What you should do
Search the entries for the word "title". Copy every line that holds it.

Data about app and page elements:
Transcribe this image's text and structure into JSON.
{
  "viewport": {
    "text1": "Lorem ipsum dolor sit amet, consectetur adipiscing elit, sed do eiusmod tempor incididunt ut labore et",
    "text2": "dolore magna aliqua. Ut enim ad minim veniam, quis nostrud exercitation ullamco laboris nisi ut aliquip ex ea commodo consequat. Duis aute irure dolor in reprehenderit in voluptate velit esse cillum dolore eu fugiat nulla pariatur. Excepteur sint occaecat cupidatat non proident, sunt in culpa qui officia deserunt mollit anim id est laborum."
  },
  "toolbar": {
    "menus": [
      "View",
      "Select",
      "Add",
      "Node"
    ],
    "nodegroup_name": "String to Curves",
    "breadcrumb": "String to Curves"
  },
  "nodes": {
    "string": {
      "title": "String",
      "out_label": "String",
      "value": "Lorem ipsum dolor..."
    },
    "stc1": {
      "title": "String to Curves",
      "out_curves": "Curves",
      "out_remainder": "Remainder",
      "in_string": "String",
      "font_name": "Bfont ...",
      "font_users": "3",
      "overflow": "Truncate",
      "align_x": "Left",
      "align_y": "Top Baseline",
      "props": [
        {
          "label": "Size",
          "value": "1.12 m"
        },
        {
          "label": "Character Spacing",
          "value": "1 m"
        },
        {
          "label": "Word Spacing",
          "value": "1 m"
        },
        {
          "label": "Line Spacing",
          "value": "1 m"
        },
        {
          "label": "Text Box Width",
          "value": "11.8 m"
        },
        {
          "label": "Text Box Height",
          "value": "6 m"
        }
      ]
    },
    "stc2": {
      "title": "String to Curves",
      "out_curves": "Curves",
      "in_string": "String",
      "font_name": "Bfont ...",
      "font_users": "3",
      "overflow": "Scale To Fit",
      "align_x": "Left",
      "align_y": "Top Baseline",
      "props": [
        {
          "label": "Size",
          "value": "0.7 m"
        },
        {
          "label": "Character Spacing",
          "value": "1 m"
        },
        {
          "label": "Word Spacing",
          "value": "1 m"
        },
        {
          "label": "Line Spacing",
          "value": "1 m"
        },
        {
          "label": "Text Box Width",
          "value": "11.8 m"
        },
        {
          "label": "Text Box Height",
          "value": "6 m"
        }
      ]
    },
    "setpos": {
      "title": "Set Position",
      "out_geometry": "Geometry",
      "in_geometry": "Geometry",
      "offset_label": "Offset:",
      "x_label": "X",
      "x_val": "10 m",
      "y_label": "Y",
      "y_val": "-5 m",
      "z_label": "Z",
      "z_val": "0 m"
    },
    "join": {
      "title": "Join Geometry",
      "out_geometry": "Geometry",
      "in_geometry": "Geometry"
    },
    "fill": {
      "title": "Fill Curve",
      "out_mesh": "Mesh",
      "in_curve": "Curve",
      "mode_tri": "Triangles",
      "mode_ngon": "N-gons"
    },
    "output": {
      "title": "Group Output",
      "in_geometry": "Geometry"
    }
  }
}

Completed task
      "title": "String",
      "title": "String to Curves",
      "title": "String to Curves",
      "title": "Set Position",
      "title": "Join Geometry",
      "title": "Fill Curve",
      "title": "Group Output",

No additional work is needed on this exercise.